Another road also led from what is now Second St. in Coaldale, formerly called Thompson Street, continued south to its connection with the Tamaqua-Summit Hill stage coach road and continued over the mountain into Owl Creek Valley. Another trail, which was used to a great extent is still in existence (1934). It started from the old Moser's Farm, situated at the base of the Broad Mountain directly north of what is now Railroad St. and continued to the No.12 and over the Mountain into Greenwood. The first railroads built through Coaldale were those for the accommodation of the coal trade. The cars were drawn by horses, usually in a forty-inch gauge track. The rails were made of four by six-inch rod timber. The ties were notched to receive the rails. The notches were 2 inches wider than the rail and wooden keys were used to maintain the proper gauge and prevent the rails from spreading. There was a flat iron bar from one half inch to two and a half inches wide on top of the rail to obviate the wearing of the wood by the friction of the car wheels and contribute to the ease of draft. Lateral roads of this character were established at an early date to connect the mine with those which conveyed the coal to the canal. They continued to the year 1934 as auxiliaries to the steam railroads.

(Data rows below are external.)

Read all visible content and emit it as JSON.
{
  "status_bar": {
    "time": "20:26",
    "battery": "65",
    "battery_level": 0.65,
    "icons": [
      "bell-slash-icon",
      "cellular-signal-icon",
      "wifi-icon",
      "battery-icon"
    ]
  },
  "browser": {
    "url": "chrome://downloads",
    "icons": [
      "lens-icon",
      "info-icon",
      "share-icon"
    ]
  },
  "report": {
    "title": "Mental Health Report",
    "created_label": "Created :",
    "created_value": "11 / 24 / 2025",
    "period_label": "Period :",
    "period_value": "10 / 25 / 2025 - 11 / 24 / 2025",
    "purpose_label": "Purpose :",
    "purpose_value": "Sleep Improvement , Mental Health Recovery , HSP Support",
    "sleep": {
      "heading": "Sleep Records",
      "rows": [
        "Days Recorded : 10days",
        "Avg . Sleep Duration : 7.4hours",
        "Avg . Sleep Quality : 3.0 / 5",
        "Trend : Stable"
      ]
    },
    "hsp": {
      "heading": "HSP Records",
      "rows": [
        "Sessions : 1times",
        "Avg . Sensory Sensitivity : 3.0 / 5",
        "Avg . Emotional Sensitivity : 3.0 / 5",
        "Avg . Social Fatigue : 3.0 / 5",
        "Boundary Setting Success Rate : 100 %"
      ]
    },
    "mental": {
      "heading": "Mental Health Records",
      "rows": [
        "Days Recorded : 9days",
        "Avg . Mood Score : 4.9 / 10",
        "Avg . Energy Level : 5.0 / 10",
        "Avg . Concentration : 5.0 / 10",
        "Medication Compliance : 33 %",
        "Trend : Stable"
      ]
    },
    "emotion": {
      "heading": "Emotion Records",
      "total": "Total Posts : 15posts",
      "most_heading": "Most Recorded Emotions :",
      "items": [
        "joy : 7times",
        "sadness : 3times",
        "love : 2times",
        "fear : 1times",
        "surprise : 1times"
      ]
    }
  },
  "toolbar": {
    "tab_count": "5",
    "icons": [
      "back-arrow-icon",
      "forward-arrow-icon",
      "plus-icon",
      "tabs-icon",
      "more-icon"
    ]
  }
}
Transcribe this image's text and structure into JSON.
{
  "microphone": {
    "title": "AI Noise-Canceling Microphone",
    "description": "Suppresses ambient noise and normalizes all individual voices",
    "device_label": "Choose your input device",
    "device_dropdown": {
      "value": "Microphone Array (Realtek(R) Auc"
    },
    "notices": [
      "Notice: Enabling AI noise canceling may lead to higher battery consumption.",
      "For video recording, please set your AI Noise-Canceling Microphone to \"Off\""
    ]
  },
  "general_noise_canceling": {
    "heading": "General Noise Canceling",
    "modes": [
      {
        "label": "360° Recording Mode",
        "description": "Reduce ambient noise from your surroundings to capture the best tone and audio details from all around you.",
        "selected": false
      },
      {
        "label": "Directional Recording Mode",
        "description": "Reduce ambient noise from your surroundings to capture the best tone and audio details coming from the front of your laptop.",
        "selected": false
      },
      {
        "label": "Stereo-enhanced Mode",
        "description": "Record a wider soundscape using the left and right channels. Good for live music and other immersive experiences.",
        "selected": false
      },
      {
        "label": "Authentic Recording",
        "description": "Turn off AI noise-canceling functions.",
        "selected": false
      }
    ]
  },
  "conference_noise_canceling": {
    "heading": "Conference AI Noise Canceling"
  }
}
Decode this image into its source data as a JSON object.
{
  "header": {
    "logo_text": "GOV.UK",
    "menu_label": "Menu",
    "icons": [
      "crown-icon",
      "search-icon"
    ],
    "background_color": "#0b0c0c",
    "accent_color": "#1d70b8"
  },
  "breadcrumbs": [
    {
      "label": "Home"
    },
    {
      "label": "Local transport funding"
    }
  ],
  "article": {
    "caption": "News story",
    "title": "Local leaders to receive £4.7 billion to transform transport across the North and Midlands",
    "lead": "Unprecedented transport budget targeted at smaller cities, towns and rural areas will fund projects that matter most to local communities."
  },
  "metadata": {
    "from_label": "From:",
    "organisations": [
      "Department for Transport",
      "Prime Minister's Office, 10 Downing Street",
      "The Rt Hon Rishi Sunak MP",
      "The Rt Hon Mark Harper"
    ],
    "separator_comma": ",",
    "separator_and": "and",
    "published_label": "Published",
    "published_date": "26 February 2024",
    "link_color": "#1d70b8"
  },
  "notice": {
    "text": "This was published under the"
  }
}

The route of this railroad that first ran through Coaldale started at Spring Tunnel. From Spring Tunnel it continued to the east of Centreville (Skin Town). It then ran into Carbon County to a small village called Sayersville. (No. 3 Area or No. 9 Mine Shaft) From this point it continued northward into what is now called No. 7. (Lansford) There was also a railroad, which carried coal from one of the premier mines called Foster's Tunnel. This railroad started from Foster's Tunnel, continued up Kline's plane, which is now called the first plane, and met the first railroad at Spring Tunnel. The Nesquehoning Railroad was chartered April 12, 1861. The line was built from Carbon County through Coaldale to Tamaqua and radiated to coal lands in the vicinity. It was leased and operated the Lehigh Coal Co. who subsequently leased it to the Central Railroad Company of New Jersey.
Note: Centreville is the corredt spelling.